US–Israel Nonproliferation Dialogue

July 23, 2018

On April 29–30, 2018, the James Martin Center for Nonproliferation Studies (CNS), the National Defense University’s Center for the Study of Weapons of Mass Destruction (CSWMD), and Tel Aviv University’s Institute for National Security Studies (INSS) held a two-day track 1.5 US–Israel nonproliferation dialogue in Tel Aviv, Israel.

The purpose of the dialogue was for experts and officials from the United States and Israel to exchange views on evolving threat perceptions, perceived gaps in goals, priorities, and policies, and identify further opportunities for deepening bilateral cooperation to counter the proliferation of weapons of mass destruction (WMD) and related threats. The dialogue was aimed at supporting and complementing the official dialogue between the two countries.

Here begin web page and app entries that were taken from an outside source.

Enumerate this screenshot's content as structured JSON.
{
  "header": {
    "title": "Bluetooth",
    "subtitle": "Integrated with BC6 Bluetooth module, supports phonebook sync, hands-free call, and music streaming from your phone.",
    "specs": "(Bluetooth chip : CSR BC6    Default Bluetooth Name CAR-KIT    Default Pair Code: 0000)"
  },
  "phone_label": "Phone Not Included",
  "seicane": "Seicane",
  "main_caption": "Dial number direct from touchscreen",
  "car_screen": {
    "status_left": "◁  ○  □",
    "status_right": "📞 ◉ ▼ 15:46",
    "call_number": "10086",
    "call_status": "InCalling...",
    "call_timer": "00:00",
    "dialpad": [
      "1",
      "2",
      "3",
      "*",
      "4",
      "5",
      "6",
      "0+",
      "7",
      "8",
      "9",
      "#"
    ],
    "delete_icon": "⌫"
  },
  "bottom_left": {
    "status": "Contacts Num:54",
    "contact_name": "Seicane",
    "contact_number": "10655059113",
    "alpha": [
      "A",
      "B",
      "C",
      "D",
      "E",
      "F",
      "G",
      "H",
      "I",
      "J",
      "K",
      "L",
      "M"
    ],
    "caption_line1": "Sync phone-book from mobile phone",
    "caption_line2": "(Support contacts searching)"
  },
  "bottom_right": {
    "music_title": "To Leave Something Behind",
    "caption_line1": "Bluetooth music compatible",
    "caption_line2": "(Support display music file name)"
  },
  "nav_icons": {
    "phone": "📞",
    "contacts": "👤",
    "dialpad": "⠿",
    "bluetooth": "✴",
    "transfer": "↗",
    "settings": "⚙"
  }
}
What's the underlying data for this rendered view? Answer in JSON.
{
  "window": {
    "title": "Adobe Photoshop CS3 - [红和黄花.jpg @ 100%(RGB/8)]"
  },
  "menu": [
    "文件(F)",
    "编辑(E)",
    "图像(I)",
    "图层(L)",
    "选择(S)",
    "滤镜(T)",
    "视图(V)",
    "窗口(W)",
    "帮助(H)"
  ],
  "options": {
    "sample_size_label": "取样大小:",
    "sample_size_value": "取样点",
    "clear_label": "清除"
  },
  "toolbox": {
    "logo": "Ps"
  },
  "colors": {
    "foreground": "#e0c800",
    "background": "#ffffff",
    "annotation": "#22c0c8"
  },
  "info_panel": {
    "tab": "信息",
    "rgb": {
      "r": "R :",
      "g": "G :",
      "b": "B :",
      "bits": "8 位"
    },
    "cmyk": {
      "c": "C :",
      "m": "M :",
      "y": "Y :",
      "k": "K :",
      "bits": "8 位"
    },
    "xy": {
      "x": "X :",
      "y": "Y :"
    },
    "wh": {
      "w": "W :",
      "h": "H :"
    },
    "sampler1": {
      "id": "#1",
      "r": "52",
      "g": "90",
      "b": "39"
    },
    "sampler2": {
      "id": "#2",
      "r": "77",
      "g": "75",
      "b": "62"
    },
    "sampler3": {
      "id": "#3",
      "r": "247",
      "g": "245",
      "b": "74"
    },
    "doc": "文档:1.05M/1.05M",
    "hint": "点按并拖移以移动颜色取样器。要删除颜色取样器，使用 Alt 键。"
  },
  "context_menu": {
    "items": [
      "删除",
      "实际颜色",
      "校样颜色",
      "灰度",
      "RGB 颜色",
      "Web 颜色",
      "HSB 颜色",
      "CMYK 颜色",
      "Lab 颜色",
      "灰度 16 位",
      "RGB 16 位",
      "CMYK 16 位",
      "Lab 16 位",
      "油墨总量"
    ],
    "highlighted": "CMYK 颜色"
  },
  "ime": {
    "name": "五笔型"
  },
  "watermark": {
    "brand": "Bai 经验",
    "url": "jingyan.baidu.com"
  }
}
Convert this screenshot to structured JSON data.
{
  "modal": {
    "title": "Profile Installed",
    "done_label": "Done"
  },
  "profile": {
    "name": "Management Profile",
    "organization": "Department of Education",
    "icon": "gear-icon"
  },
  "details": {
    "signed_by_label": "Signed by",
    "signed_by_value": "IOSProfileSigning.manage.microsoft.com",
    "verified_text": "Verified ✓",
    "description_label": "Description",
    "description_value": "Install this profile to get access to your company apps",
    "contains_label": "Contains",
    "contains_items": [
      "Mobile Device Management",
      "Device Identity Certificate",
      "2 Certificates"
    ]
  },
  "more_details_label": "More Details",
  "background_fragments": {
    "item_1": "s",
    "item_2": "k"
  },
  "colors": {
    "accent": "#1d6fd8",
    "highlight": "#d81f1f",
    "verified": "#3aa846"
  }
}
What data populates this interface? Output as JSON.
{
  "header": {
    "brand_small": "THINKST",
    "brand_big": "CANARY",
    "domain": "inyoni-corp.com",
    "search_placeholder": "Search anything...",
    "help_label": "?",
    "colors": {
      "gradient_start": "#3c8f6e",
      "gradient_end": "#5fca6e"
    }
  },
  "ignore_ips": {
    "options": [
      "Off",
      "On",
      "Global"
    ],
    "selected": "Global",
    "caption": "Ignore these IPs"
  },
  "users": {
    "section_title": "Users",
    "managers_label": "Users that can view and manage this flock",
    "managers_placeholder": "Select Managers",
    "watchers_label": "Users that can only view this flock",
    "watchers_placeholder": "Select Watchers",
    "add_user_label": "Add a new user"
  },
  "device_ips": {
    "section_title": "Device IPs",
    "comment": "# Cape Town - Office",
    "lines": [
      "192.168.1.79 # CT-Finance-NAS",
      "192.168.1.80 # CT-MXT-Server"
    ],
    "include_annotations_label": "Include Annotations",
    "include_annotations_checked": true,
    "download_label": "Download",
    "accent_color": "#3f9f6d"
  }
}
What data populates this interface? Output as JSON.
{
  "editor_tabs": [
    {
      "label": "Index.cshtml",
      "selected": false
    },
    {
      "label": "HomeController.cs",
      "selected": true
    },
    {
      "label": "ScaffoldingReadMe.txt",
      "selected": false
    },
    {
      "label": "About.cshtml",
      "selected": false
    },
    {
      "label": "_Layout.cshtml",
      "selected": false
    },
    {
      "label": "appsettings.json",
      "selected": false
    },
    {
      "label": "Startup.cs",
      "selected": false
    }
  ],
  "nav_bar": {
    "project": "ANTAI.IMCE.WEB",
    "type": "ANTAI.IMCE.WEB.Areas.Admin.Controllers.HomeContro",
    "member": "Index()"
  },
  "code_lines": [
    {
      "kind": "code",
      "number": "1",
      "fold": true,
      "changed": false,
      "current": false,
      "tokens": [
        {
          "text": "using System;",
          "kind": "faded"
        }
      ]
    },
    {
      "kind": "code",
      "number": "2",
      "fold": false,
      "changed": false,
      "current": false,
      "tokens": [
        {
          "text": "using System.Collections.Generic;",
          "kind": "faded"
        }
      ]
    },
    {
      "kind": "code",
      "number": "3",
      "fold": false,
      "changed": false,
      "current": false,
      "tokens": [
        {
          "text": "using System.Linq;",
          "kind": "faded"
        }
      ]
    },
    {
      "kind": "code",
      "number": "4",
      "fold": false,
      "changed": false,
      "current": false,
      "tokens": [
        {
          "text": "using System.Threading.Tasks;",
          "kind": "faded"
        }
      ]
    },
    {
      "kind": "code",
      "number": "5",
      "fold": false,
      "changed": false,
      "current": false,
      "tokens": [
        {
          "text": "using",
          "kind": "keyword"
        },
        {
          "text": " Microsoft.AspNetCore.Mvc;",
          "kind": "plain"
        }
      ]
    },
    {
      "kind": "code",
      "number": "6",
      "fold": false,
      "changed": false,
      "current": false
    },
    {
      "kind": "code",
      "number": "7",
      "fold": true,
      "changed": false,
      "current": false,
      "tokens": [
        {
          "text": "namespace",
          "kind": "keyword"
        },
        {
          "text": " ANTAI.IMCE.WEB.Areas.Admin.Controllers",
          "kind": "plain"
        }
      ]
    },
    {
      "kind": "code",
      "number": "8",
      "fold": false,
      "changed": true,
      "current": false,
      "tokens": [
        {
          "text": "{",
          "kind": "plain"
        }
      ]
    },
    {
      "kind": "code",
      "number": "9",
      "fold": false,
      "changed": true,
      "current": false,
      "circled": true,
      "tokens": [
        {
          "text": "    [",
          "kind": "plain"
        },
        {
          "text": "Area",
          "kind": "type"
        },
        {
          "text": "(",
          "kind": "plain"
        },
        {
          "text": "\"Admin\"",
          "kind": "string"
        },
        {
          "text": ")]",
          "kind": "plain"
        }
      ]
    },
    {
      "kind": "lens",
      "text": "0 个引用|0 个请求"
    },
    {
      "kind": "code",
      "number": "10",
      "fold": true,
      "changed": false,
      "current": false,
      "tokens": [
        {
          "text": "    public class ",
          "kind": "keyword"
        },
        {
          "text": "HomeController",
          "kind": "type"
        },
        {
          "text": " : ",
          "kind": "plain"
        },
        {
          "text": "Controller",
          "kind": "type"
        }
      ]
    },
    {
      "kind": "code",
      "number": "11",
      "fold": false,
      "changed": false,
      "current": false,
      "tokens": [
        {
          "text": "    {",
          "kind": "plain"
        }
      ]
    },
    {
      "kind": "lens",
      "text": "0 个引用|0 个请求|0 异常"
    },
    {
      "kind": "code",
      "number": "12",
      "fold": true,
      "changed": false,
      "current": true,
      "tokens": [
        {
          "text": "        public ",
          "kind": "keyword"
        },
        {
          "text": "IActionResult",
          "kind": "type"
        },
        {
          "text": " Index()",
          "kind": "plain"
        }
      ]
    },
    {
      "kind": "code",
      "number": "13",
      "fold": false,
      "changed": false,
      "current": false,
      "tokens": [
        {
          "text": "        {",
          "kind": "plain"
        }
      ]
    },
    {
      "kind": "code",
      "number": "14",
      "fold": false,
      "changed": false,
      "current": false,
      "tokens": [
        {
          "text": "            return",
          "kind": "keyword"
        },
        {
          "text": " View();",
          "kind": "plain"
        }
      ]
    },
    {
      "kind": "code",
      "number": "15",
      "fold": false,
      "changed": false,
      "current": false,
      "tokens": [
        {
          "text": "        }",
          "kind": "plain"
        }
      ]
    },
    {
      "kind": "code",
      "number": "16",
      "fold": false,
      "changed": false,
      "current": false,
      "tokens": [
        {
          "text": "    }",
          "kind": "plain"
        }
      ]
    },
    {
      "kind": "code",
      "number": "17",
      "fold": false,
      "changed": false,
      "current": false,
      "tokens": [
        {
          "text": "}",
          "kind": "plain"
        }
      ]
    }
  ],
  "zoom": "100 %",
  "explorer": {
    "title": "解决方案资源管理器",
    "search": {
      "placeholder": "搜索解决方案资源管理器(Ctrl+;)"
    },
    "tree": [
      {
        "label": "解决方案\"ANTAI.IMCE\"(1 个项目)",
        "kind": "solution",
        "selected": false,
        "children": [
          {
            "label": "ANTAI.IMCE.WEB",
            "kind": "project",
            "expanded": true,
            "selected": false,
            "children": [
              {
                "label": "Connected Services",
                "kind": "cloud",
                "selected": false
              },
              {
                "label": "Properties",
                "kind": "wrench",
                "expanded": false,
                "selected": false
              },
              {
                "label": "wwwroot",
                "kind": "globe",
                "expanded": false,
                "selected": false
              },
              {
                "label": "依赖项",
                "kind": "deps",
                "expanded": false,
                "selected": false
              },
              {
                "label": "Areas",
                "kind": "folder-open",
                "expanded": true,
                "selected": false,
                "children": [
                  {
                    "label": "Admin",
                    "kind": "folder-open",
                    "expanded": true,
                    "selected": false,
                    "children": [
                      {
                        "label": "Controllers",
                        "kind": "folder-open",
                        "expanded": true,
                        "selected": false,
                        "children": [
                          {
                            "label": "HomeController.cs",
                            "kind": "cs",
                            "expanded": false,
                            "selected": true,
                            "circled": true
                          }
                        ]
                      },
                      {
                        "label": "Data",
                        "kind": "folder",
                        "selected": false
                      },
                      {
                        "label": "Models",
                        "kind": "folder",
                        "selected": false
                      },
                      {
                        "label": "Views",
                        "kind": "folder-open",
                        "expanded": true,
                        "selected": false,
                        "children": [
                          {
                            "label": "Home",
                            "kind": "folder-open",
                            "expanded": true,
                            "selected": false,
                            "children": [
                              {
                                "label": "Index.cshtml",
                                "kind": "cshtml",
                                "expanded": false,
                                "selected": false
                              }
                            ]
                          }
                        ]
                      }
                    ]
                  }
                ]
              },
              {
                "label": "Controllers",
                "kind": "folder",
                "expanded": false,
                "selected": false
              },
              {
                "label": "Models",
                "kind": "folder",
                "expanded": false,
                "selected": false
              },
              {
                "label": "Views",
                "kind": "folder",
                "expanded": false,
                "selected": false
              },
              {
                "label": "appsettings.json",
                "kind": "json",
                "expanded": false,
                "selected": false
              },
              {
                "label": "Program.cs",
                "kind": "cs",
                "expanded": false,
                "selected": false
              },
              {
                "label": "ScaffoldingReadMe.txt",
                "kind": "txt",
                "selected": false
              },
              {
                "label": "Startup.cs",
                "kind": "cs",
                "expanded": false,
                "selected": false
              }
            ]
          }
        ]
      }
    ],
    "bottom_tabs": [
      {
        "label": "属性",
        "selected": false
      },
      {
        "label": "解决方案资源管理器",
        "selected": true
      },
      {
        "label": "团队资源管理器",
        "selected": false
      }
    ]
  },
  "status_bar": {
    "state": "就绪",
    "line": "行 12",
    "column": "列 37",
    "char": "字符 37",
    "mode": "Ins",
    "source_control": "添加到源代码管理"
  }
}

The agenda for the dialogue was developed in consultation with senior US and Israeli officials. Participants included former senior Department of Defense and State Department officials, current and former senior officials from the Israel Defense Forces, Ministry of Defense, Ministry of Foreign Affairs, Ministry of Strategic Affairs, and National Security Council, and senior researchers from INSS. Each panel comprised a US and Israeli speaker who were provided questions in advance to elicit discussion on the two countries’ positions or strategies, possible gaps in bilateral cooperation, and how any discrepancies could be addressed. The dialogue took place on the eve of the public announcement by Israeli Prime Minister Binyamin Netanyahu that Israel had acquired the archives from Iran’s nuclear weapons program and a week prior to President Donald Trump’s announcement of the US withdrawal from the Iran nuclear deal, formally known as the Joint Comprehensive Plan of Action (JCPOA).

Participants from both sides believed that the dialogue contributed to mutual understanding on current and emerging WMD issues, and that the gaps identified below merit further exploration. The organizers observe that the dialogue revealed gaps between the United States and Israel in terms of priorities, threat perceptions, and future plans, some of which the participants were unaware of prior to the meeting.

Policy Memos

Comments Are Closed